The first full day of the Ganeshpuri Retreat 201 — I realize I have entered a time warp, where in an instant I switch between the modern world of cell phones, Wi-Fi, cars and planes to a time period of more than 5,000 years ago.
At 4:20 this morning most of our group, even many who had arrived only two hours before , were sitting on the floor in the Nityananda Temple. Suddenly, the air was rent by a thunderous chorus of soundings from a conch shell, ringing bells, cymbals and kettle drums. What a nice way to wake up Nityananda’s bigger-than-life size, golden murti for his morning bath! A murti is an enlivened statue, and Nityananda’s “Sakti was certainly present.
For the next two hours, He was bathed with water, yogurt, milk and honey and then rinsed off so lovingly by the Temple priests and the four women guests who were honored with the opportunity to help today. With priests chanting in Sanskrit the whole time, Nityananda was bathed, dressed and adorned with garlands of flowers that we had just bought from the vendors outside. To reach Nityananda’s head when draping the garlands, the priest and guest assistants climb on a tall stool behind the murti. At the end of the ceremony He was shining and bedecked.
What came to my mind were descriptions of the ceremonies and worship of the ancient Jews at the Temple in Jerusalem. Aside from the obvious difference that that the Jews were worshipping the formless and that the yogis are worshipping a form of the formless, all the other elements were present: priests dressed in special vestments were chanting an ancient language and waving flaming candles and firepans; musical instruments were playing; incense was being waved; offerings of flowers and food were made; and afterwards the blessed food (prasad) was distributed to the rapt crowd who had brought offerings as well as their supplications and prayers.

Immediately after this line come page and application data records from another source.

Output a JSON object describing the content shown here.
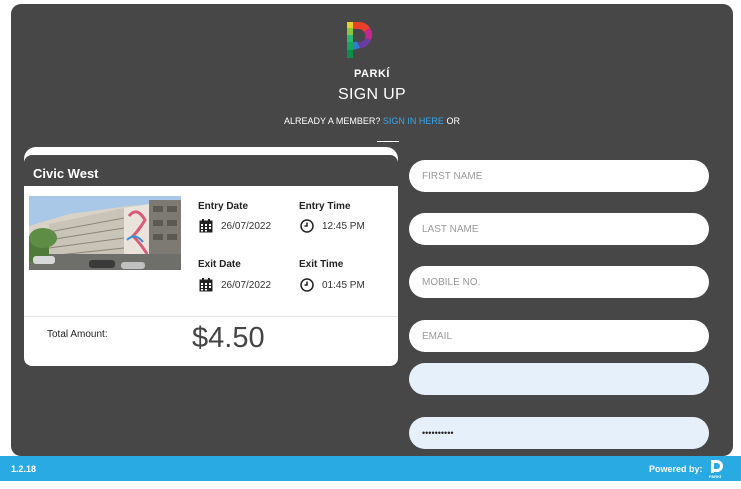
{
  "brand": {
    "name": "PARKÍ"
  },
  "header": {
    "title": "SIGN UP",
    "member_text": "ALREADY A MEMBER?",
    "sign_in_link": "SIGN IN HERE",
    "or_text": "OR"
  },
  "booking": {
    "location": "Civic West",
    "entry_date_label": "Entry Date",
    "entry_date": "26/07/2022",
    "entry_time_label": "Entry Time",
    "entry_time": "12:45 PM",
    "exit_date_label": "Exit Date",
    "exit_date": "26/07/2022",
    "exit_time_label": "Exit Time",
    "exit_time": "01:45 PM",
    "total_label": "Total Amount:",
    "total_amount": "$4.50"
  },
  "form": {
    "first_name_placeholder": "FIRST NAME",
    "last_name_placeholder": "LAST NAME",
    "mobile_placeholder": "MOBILE NO.",
    "email_placeholder": "EMAIL",
    "autofill_value": "",
    "password_value": "••••••••••"
  },
  "footer": {
    "version": "1.2.18",
    "powered_by": "Powered by:",
    "logo_text": "PARKÍ"
  },
  "colors": {
    "panel_bg": "#474747",
    "accent_link": "#3aa6e8",
    "footer_bg": "#2aaae2",
    "autofill_bg": "#e6f0fb"
  },
  "icons": {
    "calendar": "calendar-icon",
    "clock": "clock-icon",
    "logo": "parki-logo-icon"
  }
}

The prayer service in Jerusalem today is no longer the same as in ancient times; Temple sacrifices and rituals were replaced by prayer only after the Temple was destroyed 2,000 years ago. But in Ganeshpuri, the morning prayers in Nityananda’s Temple are a continuation of the same worship that existed 5,000 years ago. The two hours go quickly, and it is easy to slip in and out of meditation. I am filled with immense gratitude.
Soon it is time to file past the murti to receive our bindi of kumkum (a red powder used to create the forehead dot), to extend our hands (right hand over left) to receive prasad, and go outside to find our sandals. It is still dark and temporarily quiet. I return to the 21st Century.